Test System & Temperature Results
|Processor:||Intel Core i7-4770K @ 3.7 GHz & 4.2 GHz OC|
|Motherboard:||MSI Z87-GD65 Gaming|
|Memory:||2x 4096 MB G.Skill Ripjaws Z F3-17000CL9Q |
@ 1600 MHz 9-9-9-24
|Video Card:||AMD Radeon HD 5450 1 GB|
|Hard disk:||OCZ Vertex Plus R2 60 GB SATA II SSD|
|Power Supply:||NZXT HALE82-650-M 650W|
|Case:||LIAN LI PC-T60B|
|Operating System:||Windows 7 64-bit Service Pack 1|
|TIM:||Arctic Ceramique 2|
Testing ProcedureAll testing is done at a room temperature of 23°C (73°F) with a 1°C margin of error. The coolers are tested with Turbo, EIST, and C1E enabled, which will allow the CPU to clock down to a low 1.6 GHz while idle, or clock up to proper speeds under stock and overclocked conditions. The retail Intel Core i7-4770K I use for testing at stock is set to load-optimized defaults with the CPU's voltage at a static 1.15 V. Overclocked, the processor is running at 4.2 GHz on the CPU and 3.9 GHz on cache, with respective voltages set to 1.20 V and 1.15 V. During all these tests, fans are set to run at 100% in the BIOS, with temperatures being recorded by AIDA64.
The idle test will consist of the CPU sitting idle at the desktop for 15 minutes. This will allow for a stable temperature reading that will be recorded at the end of those 15 minutes.
Wprime and AIDA64's CPU-stability test represent typical multi-threaded loads.
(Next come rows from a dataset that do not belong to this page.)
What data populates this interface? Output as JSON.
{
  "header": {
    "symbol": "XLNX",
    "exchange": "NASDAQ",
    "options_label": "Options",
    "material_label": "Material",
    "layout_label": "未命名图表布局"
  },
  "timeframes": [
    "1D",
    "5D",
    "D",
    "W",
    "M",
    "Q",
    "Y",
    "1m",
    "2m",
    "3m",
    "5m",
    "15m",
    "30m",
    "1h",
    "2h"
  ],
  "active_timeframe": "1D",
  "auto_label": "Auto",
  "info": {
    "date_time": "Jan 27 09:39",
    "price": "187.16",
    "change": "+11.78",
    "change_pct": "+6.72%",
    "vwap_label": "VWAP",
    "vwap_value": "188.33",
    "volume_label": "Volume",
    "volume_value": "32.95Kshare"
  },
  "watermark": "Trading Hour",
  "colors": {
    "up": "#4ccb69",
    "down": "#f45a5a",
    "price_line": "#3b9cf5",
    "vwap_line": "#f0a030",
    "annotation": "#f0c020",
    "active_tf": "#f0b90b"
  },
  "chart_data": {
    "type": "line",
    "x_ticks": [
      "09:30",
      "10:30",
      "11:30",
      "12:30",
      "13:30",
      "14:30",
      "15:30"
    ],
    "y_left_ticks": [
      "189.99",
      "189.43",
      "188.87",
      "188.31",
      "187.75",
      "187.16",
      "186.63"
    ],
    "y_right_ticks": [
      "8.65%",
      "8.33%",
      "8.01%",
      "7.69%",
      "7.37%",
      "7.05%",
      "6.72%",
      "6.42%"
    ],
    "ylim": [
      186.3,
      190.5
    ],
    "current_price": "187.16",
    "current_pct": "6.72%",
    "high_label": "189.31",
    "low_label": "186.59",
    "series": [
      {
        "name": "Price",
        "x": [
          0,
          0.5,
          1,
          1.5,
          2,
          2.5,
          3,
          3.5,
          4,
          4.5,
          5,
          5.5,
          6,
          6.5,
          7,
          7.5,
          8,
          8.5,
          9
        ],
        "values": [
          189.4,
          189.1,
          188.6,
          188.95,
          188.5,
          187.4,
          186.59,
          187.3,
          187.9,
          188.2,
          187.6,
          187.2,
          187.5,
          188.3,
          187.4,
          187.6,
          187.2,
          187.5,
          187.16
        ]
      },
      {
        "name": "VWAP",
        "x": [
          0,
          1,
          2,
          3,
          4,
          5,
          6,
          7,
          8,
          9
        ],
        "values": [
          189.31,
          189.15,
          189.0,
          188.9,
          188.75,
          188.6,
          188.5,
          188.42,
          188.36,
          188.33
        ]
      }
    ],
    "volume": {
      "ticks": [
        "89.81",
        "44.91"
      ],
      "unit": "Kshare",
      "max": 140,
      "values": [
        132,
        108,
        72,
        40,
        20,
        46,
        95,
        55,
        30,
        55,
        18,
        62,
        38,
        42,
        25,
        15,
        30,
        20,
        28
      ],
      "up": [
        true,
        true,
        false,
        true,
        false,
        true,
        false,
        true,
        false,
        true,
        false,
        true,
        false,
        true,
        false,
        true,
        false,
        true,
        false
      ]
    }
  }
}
Both offer consistent results with one being a benchmarking application and the other a stability test. Both are run for 15 minutes before the peak reading during the test is recorded and taken as the result. This test lets enthusiasts know what temperatures they can expect to see with games and applications. Wprime is set to eight threads while AIDA64 is configured to stress the CPU, FPU, cache, and system memory.
AIDA64 offers maximum heat generation when set to stress just the FPU in the stability test, which will really push the CPU. This test represents extreme loads much like LinX, Prime95, and other extreme stress tests many users are familiar with.
be quiet!'s Dark Rock Pro 2 does alright with idle at stock, placing third, just 1°C away from tying first place. The cooler falls behind the Phanteks PH-TC14PE, its primary competitor, by 1°C when the CPU is overclocked.
Typical Load Temperatures
The Dark Rock Pro 2 does exceptionally well in Wprime, coming in second behind the Corsair H110 in both tests. Definitely a good showing by be quiet!'s flagship cooler.
The Dark Rock Pro 2 is just 1°C behind the top two coolers in AIDA64's system stability test. It manages to beat one and tie the other for first place in the overclock test. Again, another exceptional showing by be quiet!'s cooler.
Max Load Temperatures
The be quiet! Dark Rock Pro 2 impresses when pushed to the limit with AIDA64's FPU-only test. It once again comes in second place, tying the Phanteks PH-TC14PE trailing the Corsair H110 by just 2°C at stock CPU clocks. With the system overclocked, be quiet!'s cooler stays in second place behind the Corsair H110. Its overall performance makes the Dark Rock Pro 2 a top-tier air cooler, no question about it.